Many curious Boxes, Trunks, Standishes, Carpets, with other excellent Manufactures, may be there had. They have medicinal Drugs, and amongst them very much Cassia grow∣ing there in Canes. They have Gums well sented, and much Lignum Aloes, which burnt, yields a perfume better than any one thing in the world that I ever smelled. They have great store of Gum-lac, of which they make their hard Wax; and that Gum likewise they there imploy for many other neat uses. The Earth there yields good Minerals of Lead, Iron, Copper, Brass, and (they say) they have Silver-Mines too; which (if true) they need not open, being so enriched from other Na∣tions of Europe, and other parts, who yearly bring thither great quantities of Silver to purchase their Commodities. Which I collect from our English Trade there; for, though we vent some quantity of our Wollen Cloth, with some other things we carry thither, yet the greatest part by far of Commodities brought thence, are caught by the Silver hook. And this is the way to make any Nation of the world rich, to bring, and leave Silver in it, and to take away Commodities. And, as all Ri∣vers run into the Sea, so many Silver Streams run into this Mo∣narchy, and there stay; the People of any Nation being there very welcome that bring in their Bullion, and carry away the others Merchandizes; but it is look'd on as a Crime that is not easily answered, to transport any quantity of Silver thence.

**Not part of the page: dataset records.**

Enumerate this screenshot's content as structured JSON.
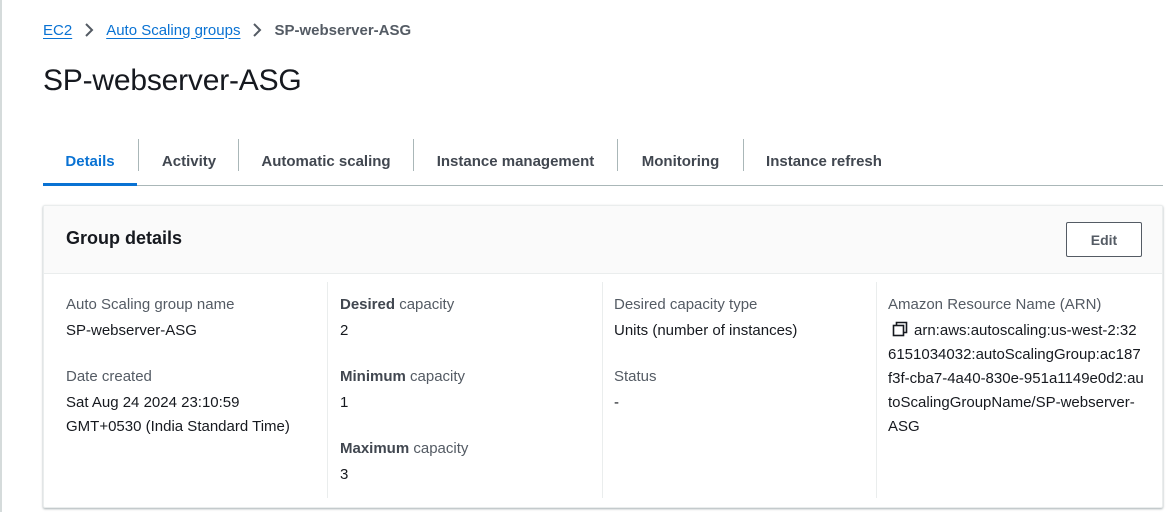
{
  "breadcrumb": {
    "items": [
      "EC2",
      "Auto Scaling groups"
    ],
    "current": "SP-webserver-ASG"
  },
  "page_title": "SP-webserver-ASG",
  "tabs": [
    "Details",
    "Activity",
    "Automatic scaling",
    "Instance management",
    "Monitoring",
    "Instance refresh"
  ],
  "active_tab": "Details",
  "group_details": {
    "title": "Group details",
    "edit_label": "Edit",
    "name_label": "Auto Scaling group name",
    "name_value": "SP-webserver-ASG",
    "date_label": "Date created",
    "date_line1": "Sat Aug 24 2024 23:10:59",
    "date_line2": "GMT+0530 (India Standard Time)",
    "desired_bold": "Desired",
    "desired_rest": " capacity",
    "desired_value": "2",
    "minimum_bold": "Minimum",
    "minimum_rest": " capacity",
    "minimum_value": "1",
    "maximum_bold": "Maximum",
    "maximum_rest": " capacity",
    "maximum_value": "3",
    "capacity_type_label": "Desired capacity type",
    "capacity_type_value": "Units (number of instances)",
    "status_label": "Status",
    "status_value": "-",
    "arn_label": "Amazon Resource Name (ARN)",
    "arn_value": "arn:aws:autoscaling:us-west-2:326151034032:autoScalingGroup:ac187f3f-cba7-4a40-830e-951a1149e0d2:autoScalingGroupName/SP-webserver-ASG"
  },
  "colors": {
    "link": "#0972d3",
    "text": "#16191f",
    "label": "#545b64"
  },
  "icons": {
    "breadcrumb_separator": "chevron-right-icon",
    "copy": "copy-icon"
  }
}
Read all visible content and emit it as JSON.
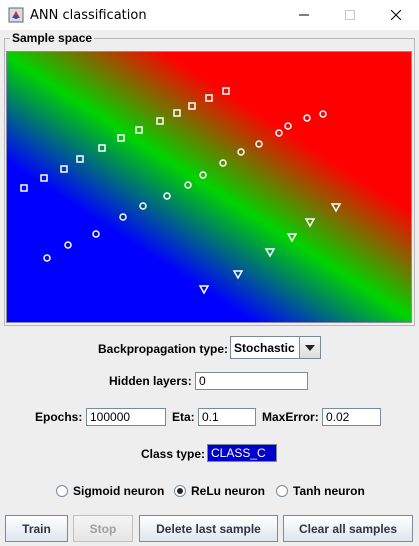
{
  "window": {
    "title": "ANN classification"
  },
  "sample_space": {
    "label": "Sample space"
  },
  "samples": {
    "class_a": [
      [
        17,
        136
      ],
      [
        37,
        126
      ],
      [
        57,
        117
      ],
      [
        73,
        107
      ],
      [
        95,
        96
      ],
      [
        114,
        86
      ],
      [
        132,
        78
      ],
      [
        153,
        69
      ],
      [
        170,
        61
      ],
      [
        185,
        54
      ],
      [
        202,
        46
      ],
      [
        219,
        39
      ]
    ],
    "class_b": [
      [
        40,
        206
      ],
      [
        61,
        193
      ],
      [
        89,
        182
      ],
      [
        116,
        165
      ],
      [
        136,
        154
      ],
      [
        160,
        144
      ],
      [
        181,
        133
      ],
      [
        196,
        123
      ],
      [
        216,
        111
      ],
      [
        234,
        100
      ],
      [
        252,
        92
      ],
      [
        272,
        81
      ],
      [
        281,
        74
      ],
      [
        300,
        66
      ],
      [
        316,
        62
      ]
    ],
    "class_c": [
      [
        197,
        237
      ],
      [
        231,
        222
      ],
      [
        263,
        200
      ],
      [
        285,
        185
      ],
      [
        303,
        170
      ],
      [
        329,
        155
      ]
    ]
  },
  "backprop": {
    "label": "Backpropagation type:",
    "value": "Stochastic"
  },
  "hidden_layers": {
    "label": "Hidden layers:",
    "value": "0"
  },
  "epochs": {
    "label": "Epochs:",
    "value": "100000"
  },
  "eta": {
    "label": "Eta:",
    "value": "0.1"
  },
  "max_error": {
    "label": "MaxError:",
    "value": "0.02"
  },
  "class_type": {
    "label": "Class type:",
    "value": "CLASS_C"
  },
  "neurons": [
    {
      "label": "Sigmoid neuron",
      "selected": false
    },
    {
      "label": "ReLu neuron",
      "selected": true
    },
    {
      "label": "Tanh neuron",
      "selected": false
    }
  ],
  "buttons": {
    "train": "Train",
    "stop": "Stop",
    "delete_last": "Delete last sample",
    "clear_all": "Clear all samples"
  }
}
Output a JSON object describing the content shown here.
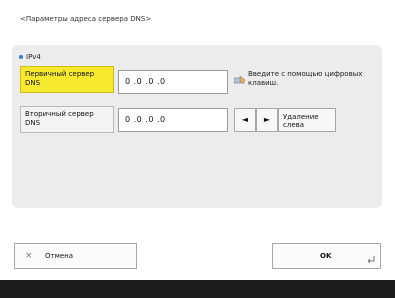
{
  "dialog": {
    "title": "<Параметры адреса сервера DNS>"
  },
  "section": {
    "label": "IPv4"
  },
  "fields": {
    "primary": {
      "label": "Первичный сервер DNS",
      "value": "0 .0 .0 .0"
    },
    "secondary": {
      "label": "Вторичный сервер DNS",
      "value": "0 .0 .0 .0"
    }
  },
  "hint": {
    "icon": "keypad-hand-icon",
    "text": "Введите с помощью цифровых клавиш."
  },
  "controls": {
    "left_arrow": "◄",
    "right_arrow": "►",
    "delete_label": "Удаление слева"
  },
  "footer": {
    "cancel_icon": "×",
    "cancel_label": "Отмена",
    "ok_label": "OK",
    "ok_corner_icon": "enter-corner-icon"
  },
  "colors": {
    "active_field": "#f7e830",
    "panel": "#ececec",
    "bottom_bar": "#1d1d1d"
  }
}
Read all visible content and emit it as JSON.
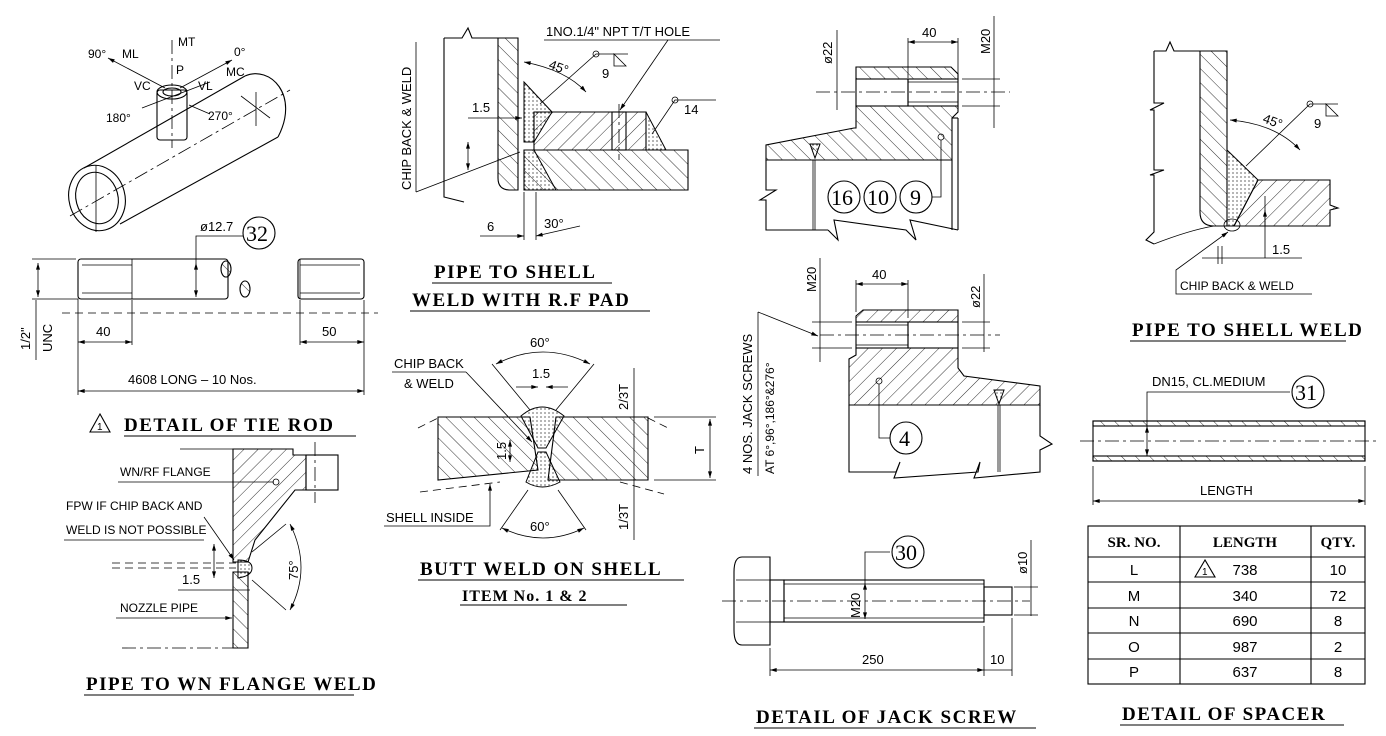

The Coyn, or Bullion, brought thither from any place, is presently melted and refined, and the Mogol's Stamp (which is his Name, and Titles, in Persian Characters) put upon it. The Coyn there is more pure than in any other part of the world, being (as they report) made of pure Silver, without any Allay; so that in the Spanish Money, the purest of all Europe, there is some dross.

They call their pieces of Money, Roopees; of which there are some of divers values, the meanest worth two shillings and three pence, and the best two shillings and nine pence sterling. By these they count their Estates and Payments. They have another Coyn of inferiour value in Guzarat, called Mamoodies, about twelve pence sterling; both the former, and these, are made in halfs, and some few in quarters; so that three pence is the least piece of silver current in those Countries, and very few of them to be seen. That which passeth up and down for ex∣change under this rate, is Brass or Copper Money, which they call Pices, whereof three, or thereabouts, countervail a Penny, Those Pices are made so massie and thick, as that the baser me∣tal of which they are made, put to other uses, is well-nigh worth the Silver they are rated at. Their Silver Coyn Page  371 is made either round or square, but so thick, as that it never breaks nor wears out. They have pure Gold-Coyn likewise, some pieces of great value; but these are not very ordinarily seen amongst them.

I have now done with this Section, wherein I have related much of the Commodities, and Riches, as before of the Provisions and Pleasures which are to be found in that vast Monarchy, and, I conceive, nothing but what Truth will justifie. And now, lest that place I have describ'd, should seem to be an earthly Para∣dise, I must acquaint my Reader, that the Contents there found by such as have lived in those parts, are sour'd and sauc'd with many unpleasing things; which he must needs know, when he takes notice.